How is a Deduction Taken?

Deductions reduce gross business revenue to determine taxable income. 

Gross Revenue $125,000
Expenses (any combination of those listed above) ($50,000)
Taxable Income $75,000

Depending on how the business is structured, the $75,000 would be subject to tax. So, any deductions that a business incurs reduces the income subject to tax.

What is a Tax Credit?

A tax credit reduces the amount of tax a business owes instead of being a deduction to determine taxable income.

Gross Revenue $125,000
Expenses (any combination of those listed above) ($50,000)
Taxable Income $75,000
Tax Rate x25%
Income Tax $18,750
Tax Credit ($3,000)
Taxes Owed $15,750

Tax credits are much more beneficial than tax deductions. They reduce taxes owed on a dollar for dollar basis rather than by a percentage of the amount spent. However, business tax credits can only reduce taxes owed to zero (referred to as a non-refundable tax credit) and so cannot produce a refund. 

Some tax credits for individuals can produce a refund (refundable tax credits). If the business tax credit is larger than the taxes owed, the excess can be carried back one year or forward for 20 years to reduce taxes in those years if they exist.

While tax deductions are fairly straight forward, tax credits come filled with special rules, are expensive to implement and are normally targeted at specific activities, usually to fulfill some purpose that the government feels is important or for which there has been a strong lobbying effort. There are numerous credits available and they are taken on a business tax return as a General Business Credit on Form 3800. 

Are Tax Credits Available to Small Businesses?

It is rare for a small business to qualify for a business tax credit.  Again, most are very obscure and are designed for “large” small businesses. However, the following may fit certain businesses, but you should consult your tax professional to see if your business qualifies:

  • Credit for employer-provided childcare facilities and services
  • Credit for increasing research activities
  • Credit for small employer health insurance premiums
  • Credit for small employer pension plan start-up costs
  • Disabled access credit
  • Empowerment zone and renewal community employment credit
  • Work opportunity credit

When business owners think of the fancy tax deductions they are supposedly entitled to, the tax credits are usually what they are thinking of. There is very often a lot of publicity about corporations getting huge tax write-offs and it is often these tax credits that are being referred to. This is perfectly legal, but as mentioned above, very few small businesses can qualify or have the resources for these credits.  
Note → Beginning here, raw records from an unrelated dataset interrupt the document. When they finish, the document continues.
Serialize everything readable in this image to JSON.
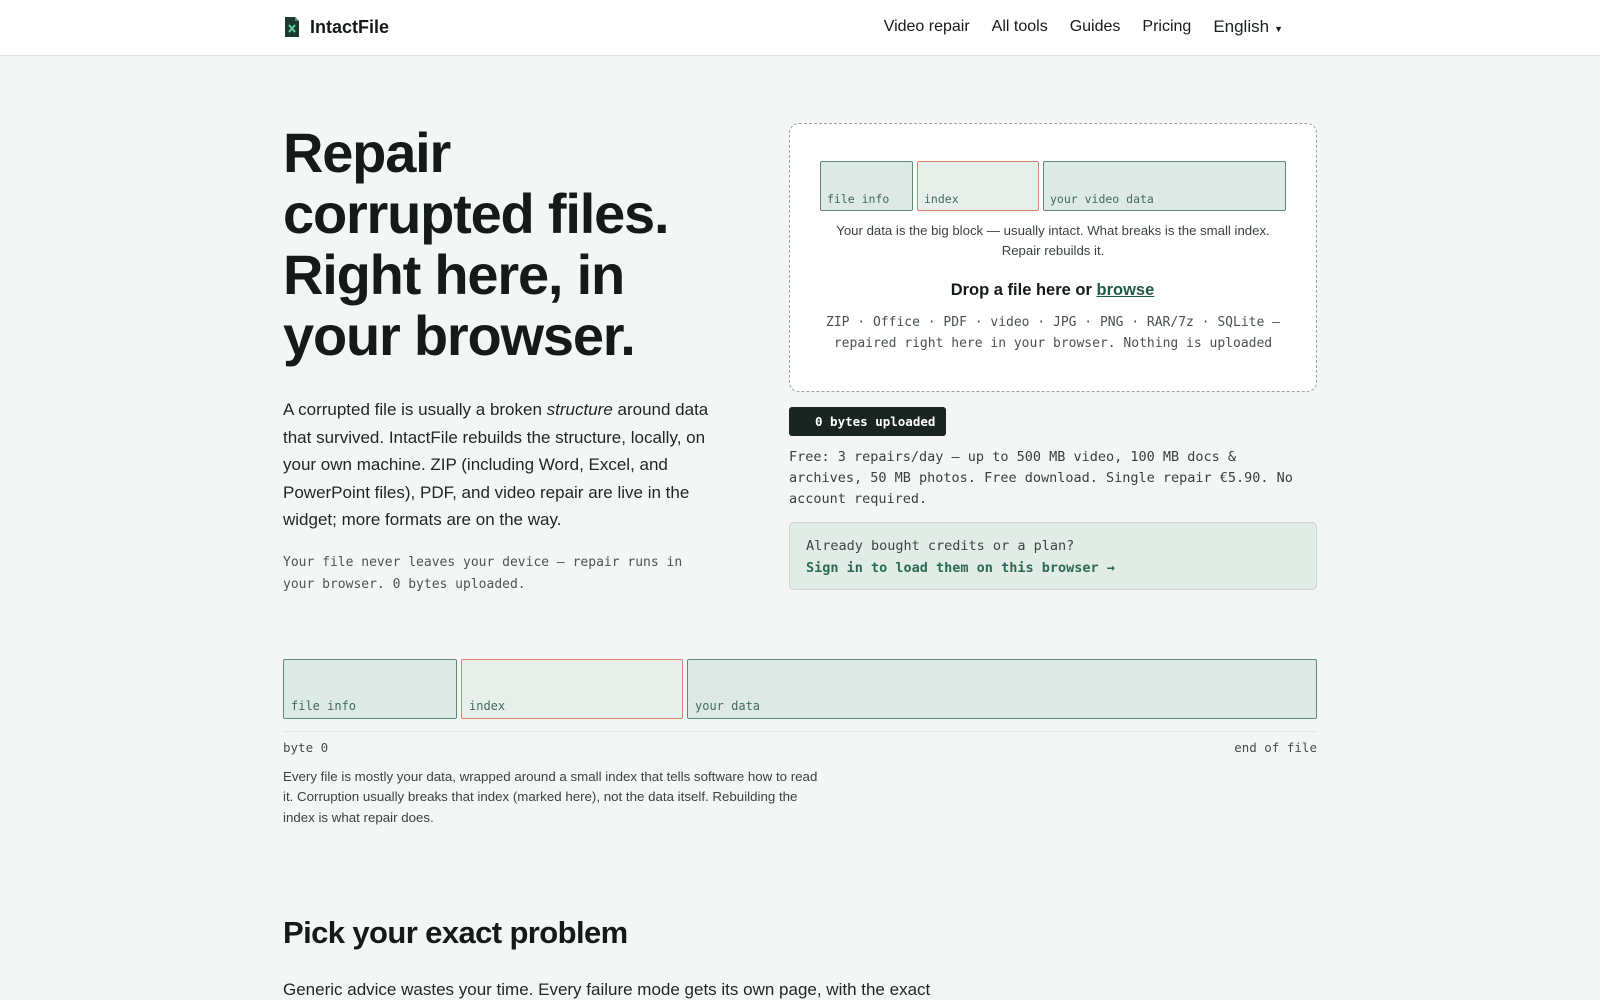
{
  "header": {
    "brand": "IntactFile",
    "nav": [
      "Video repair",
      "All tools",
      "Guides",
      "Pricing"
    ],
    "language": "English"
  },
  "hero": {
    "title_lines": [
      "Repair",
      "corrupted files.",
      "Right here, in",
      "your browser."
    ],
    "desc_before": "A corrupted file is usually a broken ",
    "desc_em": "structure",
    "desc_after": " around data that survived. IntactFile rebuilds the structure, locally, on your own machine. ZIP (including Word, Excel, and PowerPoint files), PDF, and video repair are live in the widget; more formats are on the way.",
    "note": "Your file never leaves your device — repair runs in your browser. 0 bytes uploaded."
  },
  "dropzone": {
    "blocks": [
      "file info",
      "index",
      "your video data"
    ],
    "caption": "Your data is the big block — usually intact. What breaks is the small index. Repair rebuilds it.",
    "drop_text": "Drop a file here or ",
    "browse_link": "browse",
    "formats": "ZIP · Office · PDF · video · JPG · PNG · RAR/7z · SQLite — repaired right here in your browser. Nothing is uploaded"
  },
  "upload_badge": "0 bytes uploaded",
  "free_text": "Free: 3 repairs/day — up to 500 MB video, 100 MB docs & archives, 50 MB photos. Free download. Single repair €5.90. No account required.",
  "signin": {
    "question": "Already bought credits or a plan?",
    "link": "Sign in to load them on this browser →"
  },
  "diagram": {
    "blocks": [
      "file info",
      "index",
      "your data"
    ],
    "start_label": "byte 0",
    "end_label": "end of file",
    "caption": "Every file is mostly your data, wrapped around a small index that tells software how to read it. Corruption usually breaks that index (marked here), not the data itself. Rebuilding the index is what repair does."
  },
  "problems": {
    "title": "Pick your exact problem",
    "desc": "Generic advice wastes your time. Every failure mode gets its own page, with the exact"
  },
  "colors": {
    "accent": "#1f5c45",
    "block_fill": "#dde9e4",
    "block_border": "#5f8a7a",
    "index_border": "#d9846a",
    "badge_bg": "#1a2420"
  }
}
Net Operating Losses

Another well-publicized write off is the net operating loss. Every business is entitled to this, but it is not necessarily a great deduction. It means that your business lost money which is not what most businesses want to or should do. 
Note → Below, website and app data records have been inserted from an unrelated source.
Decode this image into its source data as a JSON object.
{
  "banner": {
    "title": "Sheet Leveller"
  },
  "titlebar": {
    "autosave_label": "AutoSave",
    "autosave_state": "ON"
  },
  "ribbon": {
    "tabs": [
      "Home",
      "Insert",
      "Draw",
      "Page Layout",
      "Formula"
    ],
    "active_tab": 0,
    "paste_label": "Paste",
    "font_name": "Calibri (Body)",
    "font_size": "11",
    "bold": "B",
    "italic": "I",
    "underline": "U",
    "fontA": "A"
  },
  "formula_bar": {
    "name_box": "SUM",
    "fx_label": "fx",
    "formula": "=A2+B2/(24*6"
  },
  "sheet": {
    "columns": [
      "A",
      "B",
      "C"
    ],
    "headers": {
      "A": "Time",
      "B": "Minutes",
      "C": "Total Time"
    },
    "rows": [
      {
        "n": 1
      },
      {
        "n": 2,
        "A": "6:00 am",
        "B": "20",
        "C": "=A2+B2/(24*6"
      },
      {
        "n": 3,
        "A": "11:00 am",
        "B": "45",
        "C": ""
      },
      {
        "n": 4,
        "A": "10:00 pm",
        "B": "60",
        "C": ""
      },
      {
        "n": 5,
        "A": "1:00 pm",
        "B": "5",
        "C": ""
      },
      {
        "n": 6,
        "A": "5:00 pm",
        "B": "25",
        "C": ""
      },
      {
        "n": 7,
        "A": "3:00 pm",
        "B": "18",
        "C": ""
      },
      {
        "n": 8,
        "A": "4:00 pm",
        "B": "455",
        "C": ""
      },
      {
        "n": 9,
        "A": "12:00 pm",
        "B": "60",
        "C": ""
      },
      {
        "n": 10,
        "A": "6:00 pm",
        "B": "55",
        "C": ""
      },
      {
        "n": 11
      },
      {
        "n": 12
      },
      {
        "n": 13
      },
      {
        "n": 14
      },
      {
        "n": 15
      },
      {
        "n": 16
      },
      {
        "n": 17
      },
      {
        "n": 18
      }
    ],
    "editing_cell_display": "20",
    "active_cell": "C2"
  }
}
However, it does happen, and the loss means that no taxes are paid in the year it is incurred. In general, the loss then can be carried forward to future years indefinitely to offset income and reduce taxes until it is used up. This is why you may hear something like “XYZ company didn’t pay taxes for 10 years.” 

While probably true, it’s most likely that the company had large losses for one or two years and is then carrying that loss forward for the eight profitable years it takes to use it up. While it sounds like the company may be doing something sneaky it is all very legal, just not very well explained.

Again, this is not a deduction you want to have if you are in business to make a profit. The definition of a net operating loss and the rules for taking it, as always, are very complex and you should consult a professional to determine how your business may be affected.

Final Thoughts on Small Business Deductions

A small business has many opportunities to legally reduce their taxes. Most revolve around what can be deducted and what tax credits are available. The size, structure, and complexity of the company very often determine what can be written off. 

To make sure your company is taking full advantage of all possible tax deductions and credits, you should consult a business and tax professional such as a Certified Public Accountant or Enrolled Agent. Discover how to choose the right tax preparer.